BT Group Plc has revealed a drop in profits for the second quarter, as the former UK incumbent telecoms operator was hit by a charge to comply with Ofcom’s regulatory changes and a further fall in sales from its traditional fixed-line telephone services.
For the second quarter ending September 30, the carrier posted net income of 371m pounds ($647m), down from 429m pounds ($748m) in the year ago quarter. The decline came after BT was hit with a charge of 70m pounds ($122m) for the costs of setting up the new business unit openreach.
The creation of openreach was revealed in late September, and was part of the compromise reached with the UK regulator Ofcom in June. BT had been under a very real threat of being broken up, as rivals felt that BT’s ownership of the last mile of copper wires into homes and business, the so-called local loop, gave BT’s customer-facing arm BT Retail an inherent advantage in the provision of voice calls and internet access services to businesses and households.
The new unit is to work alongside BT’s existing retail, wholesale, and global services units, but will principally operates BT’s local loop, and aims to improve the access of rival telephone companies to the BT network. The new division will be operational from January 2006.
Meanwhile, second quarter sales rose 4.8% to 4.82bn pounds ($8.51bn) from 4.60bn pounds ($8.03bn). This rise came despite a 5% decline from the group’s traditional fixed-line businesses. BT also revealed that average yearly revenues from households fell by 1 pound ($1.74) to 253 pounds ($441).
The BT Global Services division reported a 37% decline in operating profit to 57m pounds ($100m) in the second quarter, which it blamed on higher depreciation costs relating to acquisitions and higher leaver costs of 17m pounds ($30m). Revenue grew 16% to 2.1bn pounds ($3.7bn), with organic growth of 5%.
Yet it is not all doom and gloom for the carrier. Revenue from its new wave services (broadband, networked IT services, and mobility) rose 39% to 1.44bn pounds ($2.52bn) and accounted for 30% of revenue, compared to 22% in the second quarter of last year. Admittedly, BT is highly reliant on new wave activities to counter the declining fixed-line business, its lack of a mobile arm, increased competition, falling prices, and tough regulatory pressures.
Indeed, over the past few years BT has transformed itself from a lumbering carrier into an innovative and proactive telecoms operator. The 21CN project is just one of a number of strategies the UK telecom operator is implementing to take up the slack from its declining legacy business.
BT has been through an incredibly busy period lately. In June, it unveiled its Fusion service, which blends landlines with mobile phones and lets consumers use one phone at home and out and about. It has also been active on the acquisition front, buying UK-based network integrators Total Network Solutions and Cara Group.

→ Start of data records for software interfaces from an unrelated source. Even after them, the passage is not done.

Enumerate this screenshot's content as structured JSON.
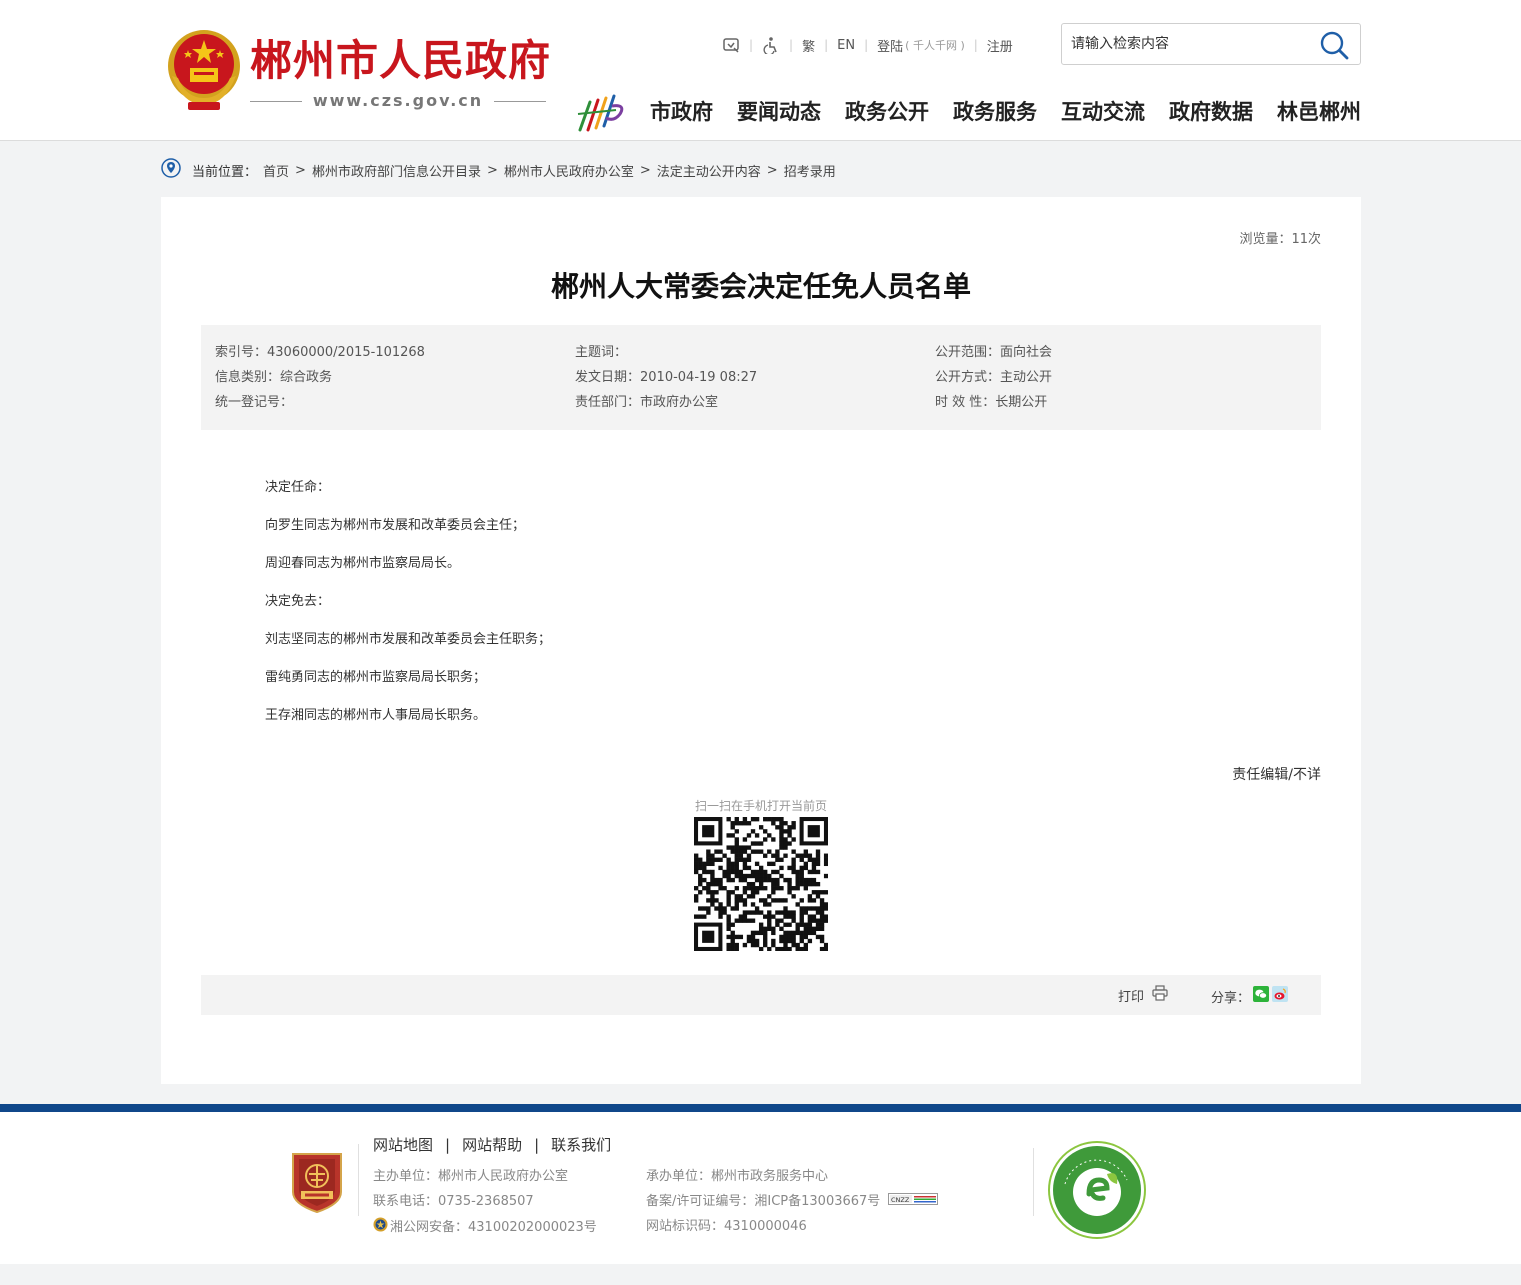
{
  "header": {
    "site_title": "郴州市人民政府",
    "site_url": "www.czs.gov.cn",
    "tools": {
      "traditional": "繁",
      "english": "EN",
      "login": "登陆",
      "login_sub": "( 千人千网 )",
      "register": "注册"
    },
    "search": {
      "placeholder": "请输入检索内容"
    },
    "nav": [
      "市政府",
      "要闻动态",
      "政务公开",
      "政务服务",
      "互动交流",
      "政府数据",
      "林邑郴州"
    ]
  },
  "breadcrumb": {
    "label": "当前位置：",
    "items": [
      "首页",
      "郴州市政府部门信息公开目录",
      "郴州市人民政府办公室",
      "法定主动公开内容",
      "招考录用"
    ],
    "separator": ">"
  },
  "article": {
    "views": "浏览量：11次",
    "title": "郴州人大常委会决定任免人员名单",
    "meta": {
      "index_no": "索引号：43060000/2015-101268",
      "subject": "主题词：",
      "scope": "公开范围：面向社会",
      "category": "信息类别：综合政务",
      "date": "发文日期：2010-04-19 08:27",
      "method": "公开方式：主动公开",
      "reg_no": "统一登记号：",
      "department": "责任部门：市政府办公室",
      "validity": "时 效 性：长期公开"
    },
    "body": [
      "决定任命：",
      "向罗生同志为郴州市发展和改革委员会主任；",
      "周迎春同志为郴州市监察局局长。",
      "决定免去：",
      "刘志坚同志的郴州市发展和改革委员会主任职务；",
      "雷纯勇同志的郴州市监察局局长职务；",
      "王存湘同志的郴州市人事局局长职务。"
    ],
    "editor": "责任编辑/不详",
    "qr_hint": "扫一扫在手机打开当前页",
    "print_label": "打印",
    "share_label": "分享："
  },
  "footer": {
    "links": [
      "网站地图",
      "网站帮助",
      "联系我们"
    ],
    "sponsor": "主办单位：郴州市人民政府办公室",
    "phone": "联系电话：0735-2368507",
    "police": "湘公网安备：43100202000023号",
    "organizer": "承办单位：郴州市政务服务中心",
    "icp": "备案/许可证编号：湘ICP备13003667号",
    "site_code": "网站标识码：4310000046"
  },
  "colors": {
    "brand_red": "#c8161d",
    "footer_blue": "#10478a",
    "search_icon": "#1f5fa8"
  }
}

Prior to that, it acquired network services group Infonet Services Corp in November 2004 and Italian telecoms group Albacom in December 2004.

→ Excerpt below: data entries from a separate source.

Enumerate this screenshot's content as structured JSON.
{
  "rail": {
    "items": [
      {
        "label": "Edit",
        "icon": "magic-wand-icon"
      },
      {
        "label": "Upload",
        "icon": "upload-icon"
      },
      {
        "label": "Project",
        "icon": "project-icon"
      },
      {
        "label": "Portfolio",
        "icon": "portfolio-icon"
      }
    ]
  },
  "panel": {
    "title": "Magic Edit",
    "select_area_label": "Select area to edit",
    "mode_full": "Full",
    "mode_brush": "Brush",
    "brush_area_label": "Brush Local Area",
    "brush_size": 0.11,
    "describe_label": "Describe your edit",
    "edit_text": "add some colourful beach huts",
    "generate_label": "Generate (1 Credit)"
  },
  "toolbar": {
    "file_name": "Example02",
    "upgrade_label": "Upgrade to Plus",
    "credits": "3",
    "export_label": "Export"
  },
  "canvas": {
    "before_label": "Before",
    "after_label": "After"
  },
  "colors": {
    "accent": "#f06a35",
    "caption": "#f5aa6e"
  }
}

Unlike several of its European competitors, BT relatively unencumbered with a massive debt pile, as it own net debt declined to a respectable 8.13bn pounds ($14.19bn).
Yet BT still faces significant challenges. It will have noted the move by UK satellite broadcaster, British Sky Broadcasting Group Plc, which in late October agreed to purchase broadband service provider, Easynet Plc, for 211m pounds ($373m), as part of its triple play (telephone, broadband, and pay TV) expansion strategy. The worry caused by yet another broadband provider will be tempered with the knowledge that the acquisition will dramatically increase the pressure of cable operators such as NTL Inc and Telewest Global Inc.
Another deal BT that will have noted was the recent 17.7bn pounds ($31.3bn) acquisition of BT’s former mobile arm, O2 plc (formerly known as BT Cellnet), by Spanish telecoms giant Telefonica SA. BT has no doubt spent years regretting the decision by the then management team in 2001, which fell victim to the prevailing financial wisdom of the time and spun out BT Cellnet to pay off debts. This deprived BT of a growing revenue stream that could have been used to offset the decline in its voice services business.
This potentially disastrous decision forced BT to become an incredibly agile operator compared to its European rivals. For the six-month period, BT posted a net profit of 745m pounds ($1.30bn), up from 731m pounds ($1.27bn) in the same year-ago period. Sales increased to 9.60bn pounds ($16.75bn) from 9.17bn pounds ($15.99bn).
The transformation of BT is right on track with the delivery of another successful quarter, said Chief Executive Ben Verwaayen in a statement.
Yet the market didn’t seem to share Verwaayen’s optimism and shares in the carrier fell 2.56% to 209.00p ($3.64) on the London Stock Exchange, as of 3pm GMT Thursday.
BT also set an interim dividend of 4.3p ($0.07) a share, up 10% on a year earlier.